¶ 17 D.L.H. contends that because he has responded as well as he possibly could, denial of the petition to expunge his juvenile record does not promote the Juvenile Court Act's goals to “promote public safety and individual accountability by the imposition of appropriate sanctions” without “charg[ing a minor] with a crime,” see Utah Code Ann. § 78A–6–102(5)(a); id. § 78A–6–116(3), and to “rehabilitat[e], reeducat[e], and treat[ ]” minors so that they receive the “guidance and control” needed to “prevent[ ] ․ future unlawful conduct” and to “develop [into] ․ responsible citizens[ ],” id. § 78A–6–102(5)(b)–(c). The juvenile court was not satisfied with D.L.H.'s rehabilitation at this juncture—only three years after D.L.H.'s admissions to the conduct and two years after he was released from probation. We see nothing in the statute that precludes D.L.H. from reapplying for expungement at a later date. See id. § 78A–6–1105. If D.L.H.'s model behavior continues, the “behavior subsequent to adjudication” will likely take on more relative weight in the juvenile court's consideration of the three statutory factors. Whether that will ultimately shift the balance in favor of expungement at some future date, however, is for the juvenile court to determine in the exercise of its broad discretion under the statute.

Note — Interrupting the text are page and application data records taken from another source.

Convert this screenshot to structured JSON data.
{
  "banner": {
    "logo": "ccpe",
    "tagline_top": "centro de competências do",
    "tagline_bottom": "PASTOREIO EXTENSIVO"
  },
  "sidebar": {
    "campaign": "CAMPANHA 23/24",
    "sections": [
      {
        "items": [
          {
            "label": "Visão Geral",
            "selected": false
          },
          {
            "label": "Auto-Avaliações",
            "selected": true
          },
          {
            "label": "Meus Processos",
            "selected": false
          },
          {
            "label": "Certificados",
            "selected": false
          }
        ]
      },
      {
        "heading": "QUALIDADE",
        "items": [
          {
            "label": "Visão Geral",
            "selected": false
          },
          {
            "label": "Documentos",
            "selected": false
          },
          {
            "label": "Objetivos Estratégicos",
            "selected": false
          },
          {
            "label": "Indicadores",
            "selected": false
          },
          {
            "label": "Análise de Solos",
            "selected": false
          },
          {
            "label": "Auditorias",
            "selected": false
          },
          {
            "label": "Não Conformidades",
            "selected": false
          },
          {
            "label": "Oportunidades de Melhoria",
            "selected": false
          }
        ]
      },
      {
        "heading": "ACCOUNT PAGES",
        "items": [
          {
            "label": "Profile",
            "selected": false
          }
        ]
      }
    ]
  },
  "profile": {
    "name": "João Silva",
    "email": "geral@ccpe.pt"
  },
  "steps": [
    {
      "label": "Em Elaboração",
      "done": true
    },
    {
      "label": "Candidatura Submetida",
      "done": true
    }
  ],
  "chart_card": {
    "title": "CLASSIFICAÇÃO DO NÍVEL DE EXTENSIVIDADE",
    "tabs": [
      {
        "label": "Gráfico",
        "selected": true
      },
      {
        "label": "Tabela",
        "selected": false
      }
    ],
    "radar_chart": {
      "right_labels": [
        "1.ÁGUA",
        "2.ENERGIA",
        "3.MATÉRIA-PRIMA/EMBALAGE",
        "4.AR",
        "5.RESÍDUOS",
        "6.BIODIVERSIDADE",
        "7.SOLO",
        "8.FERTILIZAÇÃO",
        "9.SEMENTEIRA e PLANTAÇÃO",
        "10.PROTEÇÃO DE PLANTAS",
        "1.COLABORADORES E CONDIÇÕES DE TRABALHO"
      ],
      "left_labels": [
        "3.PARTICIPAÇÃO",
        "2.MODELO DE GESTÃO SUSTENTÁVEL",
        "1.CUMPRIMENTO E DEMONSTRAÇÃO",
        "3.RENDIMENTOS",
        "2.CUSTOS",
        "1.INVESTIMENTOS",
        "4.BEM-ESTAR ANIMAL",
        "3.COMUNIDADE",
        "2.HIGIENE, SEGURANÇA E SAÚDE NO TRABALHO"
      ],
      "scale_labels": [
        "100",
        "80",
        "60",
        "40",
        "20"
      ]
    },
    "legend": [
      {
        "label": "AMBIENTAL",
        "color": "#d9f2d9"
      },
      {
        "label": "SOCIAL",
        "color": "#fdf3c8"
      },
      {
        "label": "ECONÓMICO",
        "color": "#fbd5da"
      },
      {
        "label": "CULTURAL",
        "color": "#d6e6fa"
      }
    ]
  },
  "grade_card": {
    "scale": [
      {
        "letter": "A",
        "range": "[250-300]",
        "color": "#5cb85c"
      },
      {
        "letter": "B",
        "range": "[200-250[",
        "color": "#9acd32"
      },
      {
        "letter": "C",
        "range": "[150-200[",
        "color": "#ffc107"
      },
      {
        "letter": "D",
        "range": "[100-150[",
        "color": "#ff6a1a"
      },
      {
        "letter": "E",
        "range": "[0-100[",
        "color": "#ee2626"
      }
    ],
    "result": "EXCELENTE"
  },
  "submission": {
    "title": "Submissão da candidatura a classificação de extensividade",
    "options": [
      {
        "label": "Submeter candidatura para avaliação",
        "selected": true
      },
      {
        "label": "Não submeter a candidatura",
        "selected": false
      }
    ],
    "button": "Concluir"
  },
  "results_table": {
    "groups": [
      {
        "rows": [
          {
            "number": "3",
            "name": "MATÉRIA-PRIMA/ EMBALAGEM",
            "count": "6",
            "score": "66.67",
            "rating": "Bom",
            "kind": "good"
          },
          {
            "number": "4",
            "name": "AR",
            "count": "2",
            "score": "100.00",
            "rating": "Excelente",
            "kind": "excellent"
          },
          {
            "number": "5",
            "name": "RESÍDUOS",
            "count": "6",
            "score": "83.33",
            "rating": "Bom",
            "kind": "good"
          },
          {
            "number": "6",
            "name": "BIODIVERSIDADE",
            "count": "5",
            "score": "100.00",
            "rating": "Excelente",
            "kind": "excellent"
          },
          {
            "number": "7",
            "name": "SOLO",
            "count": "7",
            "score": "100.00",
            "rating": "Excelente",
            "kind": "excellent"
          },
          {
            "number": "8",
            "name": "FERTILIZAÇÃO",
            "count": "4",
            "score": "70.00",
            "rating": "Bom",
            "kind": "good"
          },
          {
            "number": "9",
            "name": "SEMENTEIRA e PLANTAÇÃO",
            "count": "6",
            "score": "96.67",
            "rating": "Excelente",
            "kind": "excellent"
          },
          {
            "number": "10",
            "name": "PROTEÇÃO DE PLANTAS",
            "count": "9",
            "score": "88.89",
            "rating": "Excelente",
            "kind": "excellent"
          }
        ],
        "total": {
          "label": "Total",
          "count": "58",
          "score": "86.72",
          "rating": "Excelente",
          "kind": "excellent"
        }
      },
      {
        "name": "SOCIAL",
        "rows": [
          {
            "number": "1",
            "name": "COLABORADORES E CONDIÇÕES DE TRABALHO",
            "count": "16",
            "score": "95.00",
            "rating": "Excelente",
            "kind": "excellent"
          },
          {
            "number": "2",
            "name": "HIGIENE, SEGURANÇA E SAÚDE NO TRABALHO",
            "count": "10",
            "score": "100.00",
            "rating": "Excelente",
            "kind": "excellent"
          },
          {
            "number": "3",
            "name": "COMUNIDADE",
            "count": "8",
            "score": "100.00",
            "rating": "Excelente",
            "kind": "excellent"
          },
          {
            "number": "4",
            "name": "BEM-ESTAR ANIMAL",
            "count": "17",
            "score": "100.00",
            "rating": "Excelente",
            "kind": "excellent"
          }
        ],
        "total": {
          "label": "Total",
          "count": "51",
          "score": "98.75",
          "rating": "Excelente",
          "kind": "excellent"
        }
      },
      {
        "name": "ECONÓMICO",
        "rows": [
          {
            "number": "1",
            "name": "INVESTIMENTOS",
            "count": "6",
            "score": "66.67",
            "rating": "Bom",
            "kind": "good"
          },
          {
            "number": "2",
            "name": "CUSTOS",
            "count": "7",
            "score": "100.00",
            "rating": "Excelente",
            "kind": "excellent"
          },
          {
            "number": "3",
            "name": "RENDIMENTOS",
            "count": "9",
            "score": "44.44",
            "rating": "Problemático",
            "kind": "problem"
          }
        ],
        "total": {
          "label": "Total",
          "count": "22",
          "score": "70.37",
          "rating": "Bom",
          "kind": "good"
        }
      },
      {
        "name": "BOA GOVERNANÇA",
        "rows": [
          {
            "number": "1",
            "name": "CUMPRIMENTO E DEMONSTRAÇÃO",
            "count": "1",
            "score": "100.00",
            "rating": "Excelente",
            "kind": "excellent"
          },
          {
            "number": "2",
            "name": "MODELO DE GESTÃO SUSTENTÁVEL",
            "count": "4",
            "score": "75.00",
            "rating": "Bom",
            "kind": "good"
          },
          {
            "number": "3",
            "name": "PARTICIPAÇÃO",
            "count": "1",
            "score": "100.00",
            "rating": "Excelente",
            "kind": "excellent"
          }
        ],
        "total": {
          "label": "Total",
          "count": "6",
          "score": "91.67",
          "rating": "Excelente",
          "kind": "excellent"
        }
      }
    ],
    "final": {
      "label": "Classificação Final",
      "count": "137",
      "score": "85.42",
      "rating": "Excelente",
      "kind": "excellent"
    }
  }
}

¶ 18 The juvenile court properly interpreted the expungement statute. It also appropriately considered all of the available information relevant to the three factors that must inform its assessment of whether D.L.H. has been satisfactorily rehabilitated. We therefore conclude that the court acted within its discretion in denying the petition for expungement.